• **Exercise directions**: Copy out the data word for word. The images are not part of the copy.

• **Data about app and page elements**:
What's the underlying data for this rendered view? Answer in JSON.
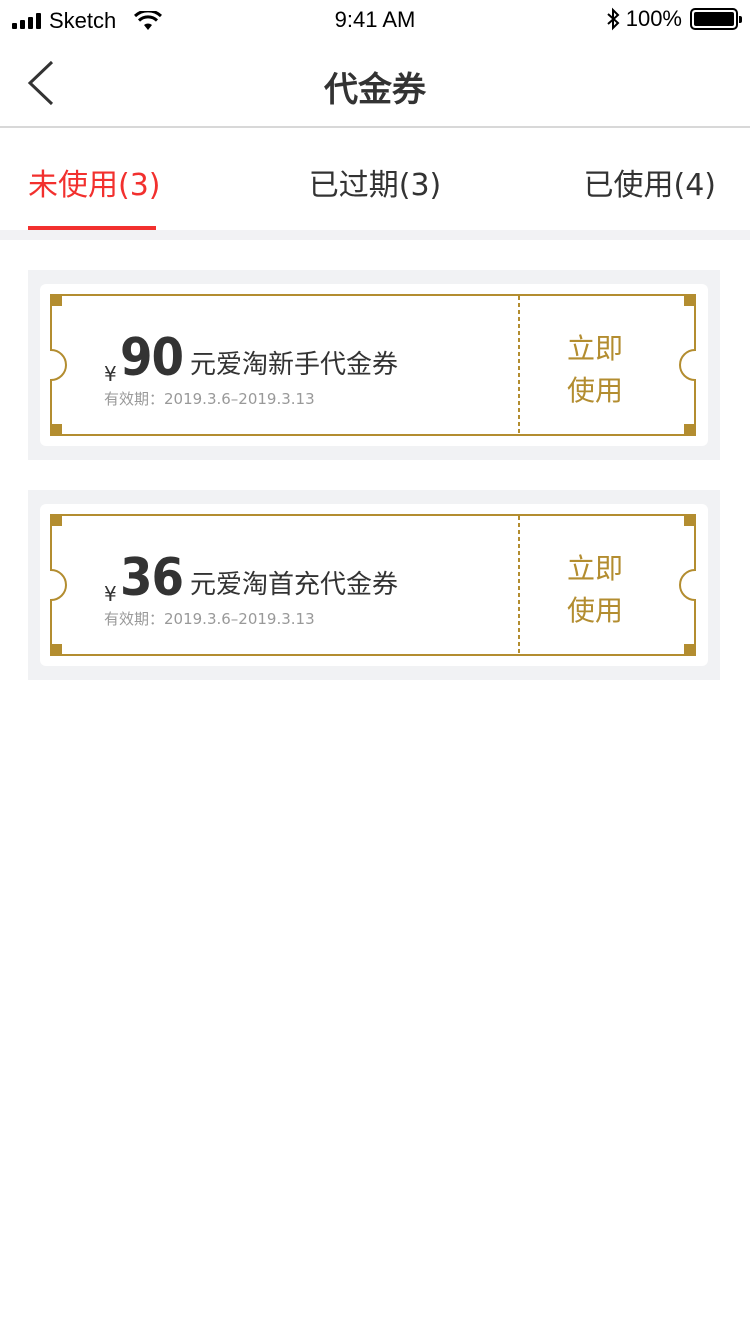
{
  "status_bar": {
    "carrier": "Sketch",
    "time": "9:41 AM",
    "battery": "100%"
  },
  "nav": {
    "title": "代金券"
  },
  "tabs": [
    {
      "label": "未使用(3)",
      "active": true
    },
    {
      "label": "已过期(3)",
      "active": false
    },
    {
      "label": "已使用(4)",
      "active": false
    }
  ],
  "coupons": [
    {
      "currency": "¥",
      "amount": "90",
      "name": "元爱淘新手代金券",
      "validity": "有效期：2019.3.6–2019.3.13",
      "action_line1": "立即",
      "action_line2": "使用"
    },
    {
      "currency": "¥",
      "amount": "36",
      "name": "元爱淘首充代金券",
      "validity": "有效期：2019.3.6–2019.3.13",
      "action_line1": "立即",
      "action_line2": "使用"
    }
  ],
  "colors": {
    "accent_red": "#f2302e",
    "gold": "#b38d30",
    "text": "#333333",
    "muted": "#999999"
  }
}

• **Completed exercise**:
What's the underlying data for this rendered view? Answer in JSON.
{
  "status_bar": {
    "carrier": "Sketch",
    "time": "9:41 AM",
    "battery": "100%"
  },
  "nav": {
    "title": "代金券"
  },
  "tabs": [
    {
      "label": "未使用(3)",
      "active": true
    },
    {
      "label": "已过期(3)",
      "active": false
    },
    {
      "label": "已使用(4)",
      "active": false
    }
  ],
  "coupons": [
    {
      "currency": "¥",
      "amount": "90",
      "name": "元爱淘新手代金券",
      "validity": "有效期：2019.3.6–2019.3.13",
      "action_line1": "立即",
      "action_line2": "使用"
    },
    {
      "currency": "¥",
      "amount": "36",
      "name": "元爱淘首充代金券",
      "validity": "有效期：2019.3.6–2019.3.13",
      "action_line1": "立即",
      "action_line2": "使用"
    }
  ],
  "colors": {
    "accent_red": "#f2302e",
    "gold": "#b38d30",
    "text": "#333333",
    "muted": "#999999"
  }
}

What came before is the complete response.